Wednesday, May 16, 2012

Growing Food Without a Garden Plot

Wow, it's been a long time since I wrote in here. A lot has happened: Earth Week, Power Shift NY, the end of another semester, and Take It Or Leave It (which is still going on). It's Senior Week now and I should probably write a real entry, but I just wanted to share these tips from the team behind Fresh the movie:

Do you yearn for a bit of your own greenery, but live in an urban area? We've got good news: limited space doesn't have to keep you from watching your garden grow. Planting vegetables and herbs in moveable containers provides a solution around limited land, time, or poor soil. It's a simple way to feed your appetite for fresh produce and add life to a patio, porch, or even a fire escape.

Best of all, growing food in pots is quite easy. All you need are containers with drainage holes, a good soil mix, fertilizer, light, water, and the right plant varieties. Here are a few tips to get your garden growing.

Vegetable Varieties

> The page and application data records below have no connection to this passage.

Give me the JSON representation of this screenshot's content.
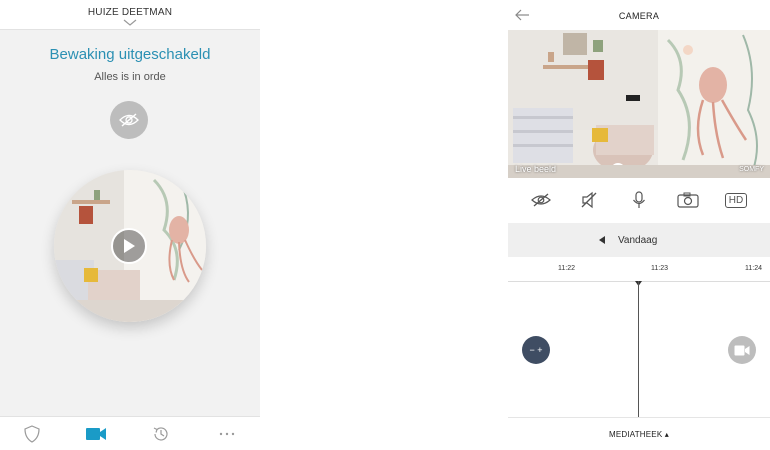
{
  "left_screen": {
    "header_title": "HUIZE DEETMAN",
    "status_title": "Bewaking uitgeschakeld",
    "status_subtitle": "Alles is in orde",
    "nav": [
      {
        "icon": "shield-icon"
      },
      {
        "icon": "video-camera-icon"
      },
      {
        "icon": "history-icon"
      },
      {
        "icon": "more-dots-icon"
      }
    ],
    "accent_color": "#2b90b3",
    "active_nav_color": "#1a9bc7"
  },
  "right_screen": {
    "header_title": "CAMERA",
    "live_label": "Live beeld",
    "camera_brand": "SOMFY",
    "toolbar": [
      {
        "icon": "eye-off-icon"
      },
      {
        "icon": "speaker-mute-icon"
      },
      {
        "icon": "microphone-icon"
      },
      {
        "icon": "camera-snapshot-icon"
      },
      {
        "icon": "hd-badge",
        "label": "HD"
      }
    ],
    "date_label": "Vandaag",
    "timeline_ticks": [
      "11:22",
      "11:23",
      "11:24"
    ],
    "zoom_label": "− +",
    "media_label": "MEDIATHEEK ▴"
  }
}
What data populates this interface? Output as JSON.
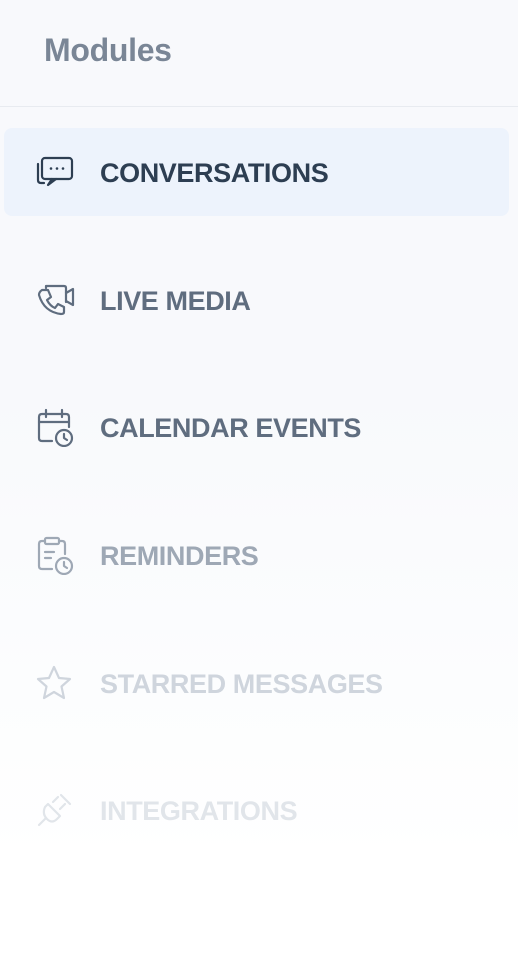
{
  "header": {
    "title": "Modules"
  },
  "nav": {
    "items": [
      {
        "label": "CONVERSATIONS",
        "icon": "chat-bubbles-icon",
        "active": true
      },
      {
        "label": "LIVE MEDIA",
        "icon": "video-call-icon",
        "active": false
      },
      {
        "label": "CALENDAR EVENTS",
        "icon": "calendar-clock-icon",
        "active": false
      },
      {
        "label": "REMINDERS",
        "icon": "clipboard-clock-icon",
        "active": false
      },
      {
        "label": "STARRED MESSAGES",
        "icon": "star-icon",
        "active": false
      },
      {
        "label": "INTEGRATIONS",
        "icon": "plug-icon",
        "active": false
      }
    ]
  },
  "colors": {
    "active_background": "#edf3fc",
    "label_tones": [
      "#2d3e52",
      "#5f6d7f",
      "#5f6d7f",
      "#9ea8b5",
      "#cfd5dd",
      "#e1e5ea"
    ]
  }
}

What you can grow depends on the size of your containers, the amount of sunlight that reaches the plants, and the season you plant in. Leafy vegetables such as lettuce, cabbage, spinach, and radishes are the best bet if you’re working with shallow containers and shadier areas. Give them at least a six-inch wide pot with eight inches of soil depth. Vegetables grown for their fruits, like peppers, tomatoes, squashes, cucumbers, broccoli, and eggplants need more light— six to eight hours of direct sunlight a day—and, in general, more room to grow. Spacing requirements can usually be found on the seed packet or plant tag. If you’re planting seeds, remember to plant more than you’ll need in each container in case some don’t sprout. You can thin crowded young plants later.

Plants with a rapid maturation period are ideal if you’re starting late in the summer, or in order to get several crops from a container. Herbs, small salad greens like oak leaf lettuce and mustard cress, silver beets, radishes, and cherry tomatoes are all quick-growing options. Using vegetable starts instead of seeds shortens the planting to harvest timeline.

Choosing a Vessel

A vegetable container has two basic requirements: holes to allow for adequate drainage and a size large enough to support the mature crop,meaning at least eight inches deep. Clay pots, cement blocks, milk cartons, dish pans, and tin cans all work well for small plants. Larger ceramic pots, half barrels, garbage cans, bushel baskets, and redwood or cedar boxes will house vegetables that require more room. Use potting as an opportunity to be creative and recycle!

Soil, Fertilizer, and Water

Use a lightweight, porous potting soil so that air and nutrients can circulate to the root system. Nurseries and garden centers offer mixes that usually contain peat moss, organic material, sand, and pumice or perlite. Mixing compost or aged manure into commercial soil will give your plants a boost.

Potted vegetables generally require more water than those grown in the ground. Most vegetables and herbs prefer that the soil remain slightly moist. When the soil feels dry to the touch about one or two inches below the surface, it’s usually time to water. You can use an organic liquid or soluble fertilizer every two to four weeks to replenish micronutrients in the soil.

The Harvest

In just a few weeks, you’ll be able to gather bowlfuls of salad or vegetables to grill just by stepping out onto your balcony or deck. You won’t have to worry about unused produce rotting in the refrigerator or whether you remembered to buy the fresh herb a recipe called for. You’ll be eating locally and organically. And, you’ll take pleasure in finding space for a bit of dirt in your life.


  1. Helpful info. Im currently growing mine now.

  2. A big opportunity for us farmers. It's also a new technique.